I’d imagine that, coming from the music industry, you’re looking at sound effects not only as just sounds, but from a musical perspective as well?
Right. That’s quite a bit different from the way that the sound effects editors work, because they never really do anything in “real time.” They just take sound effects, cut them in, and that’s basically it. What I’m doing is orchestrating sound effects and placing them to the picture in real time, very much like musical sound effects. Orchestrating the sound.
Real time sound effects means mainly to compose the sound directly to the picture, laying it down with the video and multi-track recorder in sync together. There’s no real editing process that goes into it.
What kind of effects are you creating for TRON?
I’m using a lot of video game sounds. I went up to Atari and researched their video game sounds, and now we are developing our own video game sound effects for the film. I’ll analyze a lot of those sounds and I’ll recreate them on the synthesizer, and I’ll also sample them into the Fairchild digital synthesizer and then lay them in real time to the picture.
In other words, video game players may recognize some sounds in the film?
Oh, yeah, we’re using Pac-Man and a lot of those. We’re playing jokes with video games.
How are you working with composer Wendy Carlos on creating the audio atmosphere for TRON?
Well, she’s in New York and I’m out here in L. A., and we just communicate over the telephone, so that she knows what’s happening with the sound effects and I basically know what’s happening with the music. That way we don’t interfere with each other.
TRON may be considered a landmark film in terms of the use of computerized visual animation. How will your synthesized audio effects contribute to its uniqueness in terms of sound?
By matching everything that’s happening with those visuals. Also the style in which we’re doing it; I think it’s the first film that’s ever been done with SMPTE time code synchronization. This is a universal code (developed for the Society of Motion Picture and Television Editors) that is able to lock in all video and audio machines. Every source, the 35mm film, all the synthesizers, will be triggered with this code, so that whenever you want a certain action to happen you can trigger a series of events.
Say that the clock is at 01000. You say “I want the sound effects to trigger at that point.” All the reels, everything, stop, and they hold at that certain point. All the equipment is able to trigger at whatever point you give it.
You’ve said that synthesizers are revolutionizing the sound effects capabilities, much the same way that computers are revolutionizing visual effects, particularly in the case of TRON. Would you elaborate on the future of such technology in films?
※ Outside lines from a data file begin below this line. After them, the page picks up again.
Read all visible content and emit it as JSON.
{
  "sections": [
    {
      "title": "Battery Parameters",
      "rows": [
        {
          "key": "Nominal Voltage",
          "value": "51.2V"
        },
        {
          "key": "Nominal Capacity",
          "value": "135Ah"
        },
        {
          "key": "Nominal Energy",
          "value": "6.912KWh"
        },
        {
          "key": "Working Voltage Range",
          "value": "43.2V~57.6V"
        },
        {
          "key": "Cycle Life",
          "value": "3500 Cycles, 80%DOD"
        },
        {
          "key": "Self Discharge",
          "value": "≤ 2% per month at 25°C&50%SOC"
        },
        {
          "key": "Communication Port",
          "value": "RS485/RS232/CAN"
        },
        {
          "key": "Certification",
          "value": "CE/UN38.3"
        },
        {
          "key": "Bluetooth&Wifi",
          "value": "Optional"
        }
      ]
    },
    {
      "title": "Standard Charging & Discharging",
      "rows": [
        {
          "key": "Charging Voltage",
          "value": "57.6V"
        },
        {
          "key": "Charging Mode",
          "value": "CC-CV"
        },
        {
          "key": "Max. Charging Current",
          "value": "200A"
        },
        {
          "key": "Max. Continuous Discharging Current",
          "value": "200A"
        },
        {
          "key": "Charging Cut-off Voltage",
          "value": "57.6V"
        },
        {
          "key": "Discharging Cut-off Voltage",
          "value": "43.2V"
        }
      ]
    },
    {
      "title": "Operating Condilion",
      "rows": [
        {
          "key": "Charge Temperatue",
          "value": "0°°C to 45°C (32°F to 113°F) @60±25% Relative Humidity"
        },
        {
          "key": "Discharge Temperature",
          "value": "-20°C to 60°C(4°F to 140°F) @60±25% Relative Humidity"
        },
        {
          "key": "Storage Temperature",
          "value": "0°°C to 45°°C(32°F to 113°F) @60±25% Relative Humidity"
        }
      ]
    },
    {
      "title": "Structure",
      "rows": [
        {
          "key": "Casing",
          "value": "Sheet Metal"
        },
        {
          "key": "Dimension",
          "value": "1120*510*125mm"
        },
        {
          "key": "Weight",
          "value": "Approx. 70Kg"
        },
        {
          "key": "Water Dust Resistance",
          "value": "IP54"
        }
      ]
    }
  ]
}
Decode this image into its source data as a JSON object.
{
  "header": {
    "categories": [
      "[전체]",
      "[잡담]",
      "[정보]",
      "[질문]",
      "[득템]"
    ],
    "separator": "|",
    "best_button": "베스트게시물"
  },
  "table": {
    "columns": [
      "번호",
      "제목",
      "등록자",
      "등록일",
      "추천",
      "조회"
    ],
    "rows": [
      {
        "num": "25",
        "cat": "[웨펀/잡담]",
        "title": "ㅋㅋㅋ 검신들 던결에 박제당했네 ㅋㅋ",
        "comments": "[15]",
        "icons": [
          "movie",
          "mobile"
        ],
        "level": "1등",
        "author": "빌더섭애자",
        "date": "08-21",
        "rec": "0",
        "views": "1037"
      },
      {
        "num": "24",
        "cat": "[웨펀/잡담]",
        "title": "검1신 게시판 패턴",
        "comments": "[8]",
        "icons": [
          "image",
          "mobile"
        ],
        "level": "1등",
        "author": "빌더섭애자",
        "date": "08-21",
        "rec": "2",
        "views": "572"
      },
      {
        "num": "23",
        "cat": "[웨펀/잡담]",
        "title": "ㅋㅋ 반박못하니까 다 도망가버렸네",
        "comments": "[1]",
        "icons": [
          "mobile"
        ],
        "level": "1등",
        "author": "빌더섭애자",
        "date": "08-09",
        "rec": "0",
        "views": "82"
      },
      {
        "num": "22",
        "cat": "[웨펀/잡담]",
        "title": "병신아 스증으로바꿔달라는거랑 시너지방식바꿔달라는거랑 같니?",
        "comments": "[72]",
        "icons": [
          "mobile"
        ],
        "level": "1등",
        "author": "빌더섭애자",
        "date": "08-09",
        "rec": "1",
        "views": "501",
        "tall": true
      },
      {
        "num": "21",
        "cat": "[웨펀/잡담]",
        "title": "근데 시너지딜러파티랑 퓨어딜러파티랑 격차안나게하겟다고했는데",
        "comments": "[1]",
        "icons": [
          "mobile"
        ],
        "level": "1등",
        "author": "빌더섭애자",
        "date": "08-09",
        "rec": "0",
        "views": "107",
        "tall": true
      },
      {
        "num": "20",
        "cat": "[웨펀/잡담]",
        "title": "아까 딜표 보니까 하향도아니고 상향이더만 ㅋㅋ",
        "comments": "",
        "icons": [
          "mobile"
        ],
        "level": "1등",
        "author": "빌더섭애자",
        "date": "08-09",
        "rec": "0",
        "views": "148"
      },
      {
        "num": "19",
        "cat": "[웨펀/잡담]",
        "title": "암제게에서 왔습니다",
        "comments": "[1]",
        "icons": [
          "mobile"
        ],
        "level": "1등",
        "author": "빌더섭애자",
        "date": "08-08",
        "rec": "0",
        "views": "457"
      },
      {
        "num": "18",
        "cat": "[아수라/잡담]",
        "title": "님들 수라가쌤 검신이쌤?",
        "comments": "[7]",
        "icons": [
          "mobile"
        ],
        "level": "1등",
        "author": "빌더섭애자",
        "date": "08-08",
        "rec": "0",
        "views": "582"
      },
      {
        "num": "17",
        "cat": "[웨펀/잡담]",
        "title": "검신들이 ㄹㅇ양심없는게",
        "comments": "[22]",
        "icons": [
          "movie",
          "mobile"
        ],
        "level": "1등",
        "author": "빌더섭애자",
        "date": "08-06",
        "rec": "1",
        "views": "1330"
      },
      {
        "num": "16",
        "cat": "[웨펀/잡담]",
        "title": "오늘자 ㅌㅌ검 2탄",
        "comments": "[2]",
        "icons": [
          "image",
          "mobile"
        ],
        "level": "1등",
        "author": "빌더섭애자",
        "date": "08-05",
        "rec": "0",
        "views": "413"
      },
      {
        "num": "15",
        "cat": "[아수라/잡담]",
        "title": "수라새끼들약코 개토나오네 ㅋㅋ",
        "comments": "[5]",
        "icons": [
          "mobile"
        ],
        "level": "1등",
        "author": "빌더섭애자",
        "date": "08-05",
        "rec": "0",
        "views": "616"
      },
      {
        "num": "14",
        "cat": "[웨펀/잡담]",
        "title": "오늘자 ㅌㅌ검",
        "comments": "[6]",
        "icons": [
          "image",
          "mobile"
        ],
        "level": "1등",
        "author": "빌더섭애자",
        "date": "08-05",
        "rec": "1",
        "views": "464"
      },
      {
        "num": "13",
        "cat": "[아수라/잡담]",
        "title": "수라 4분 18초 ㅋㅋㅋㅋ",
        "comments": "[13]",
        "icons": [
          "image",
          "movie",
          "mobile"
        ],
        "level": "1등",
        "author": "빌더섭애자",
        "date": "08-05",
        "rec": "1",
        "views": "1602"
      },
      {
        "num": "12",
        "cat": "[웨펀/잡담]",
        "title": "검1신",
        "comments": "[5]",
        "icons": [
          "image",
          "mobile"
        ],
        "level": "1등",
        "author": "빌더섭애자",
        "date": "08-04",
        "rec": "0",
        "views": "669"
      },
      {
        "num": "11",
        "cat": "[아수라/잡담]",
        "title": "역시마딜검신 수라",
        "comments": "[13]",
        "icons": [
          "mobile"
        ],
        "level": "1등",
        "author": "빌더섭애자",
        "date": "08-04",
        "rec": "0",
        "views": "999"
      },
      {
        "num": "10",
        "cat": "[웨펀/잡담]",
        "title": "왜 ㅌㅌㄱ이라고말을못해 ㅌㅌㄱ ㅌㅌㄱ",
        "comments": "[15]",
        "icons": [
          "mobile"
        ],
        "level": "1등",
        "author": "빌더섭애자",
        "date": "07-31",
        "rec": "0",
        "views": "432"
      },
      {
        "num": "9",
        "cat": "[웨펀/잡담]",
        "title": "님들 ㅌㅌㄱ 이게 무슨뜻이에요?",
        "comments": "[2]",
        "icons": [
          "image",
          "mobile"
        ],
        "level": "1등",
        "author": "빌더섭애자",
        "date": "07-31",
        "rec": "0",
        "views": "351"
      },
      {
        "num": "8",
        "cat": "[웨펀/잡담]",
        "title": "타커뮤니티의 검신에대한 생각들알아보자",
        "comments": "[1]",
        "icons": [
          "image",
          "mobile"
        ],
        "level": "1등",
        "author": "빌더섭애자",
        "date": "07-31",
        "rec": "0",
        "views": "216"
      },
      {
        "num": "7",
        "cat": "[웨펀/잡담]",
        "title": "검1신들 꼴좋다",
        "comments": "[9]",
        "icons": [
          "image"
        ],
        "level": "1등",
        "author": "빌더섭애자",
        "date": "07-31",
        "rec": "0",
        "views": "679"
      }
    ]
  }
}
Eventually, everything’s going to become digital, and I feel that synthesizers are going to play a real important part in just the overall logging. If you have, say, a hundred sounds, you can program them to file onto the picture at any specific point, then you can go to lunch and come back and it’ll be edited for you! The process would just take a lot less time. There’ll also be a lot less animosity in putting films together; you’ll be able to do it with a lot less effort than it takes at the present moment, which is really a painstaking process. With all this computerized technology and synthesizers in filing organic sounds into digital memory, you’ll be able to really do it fast.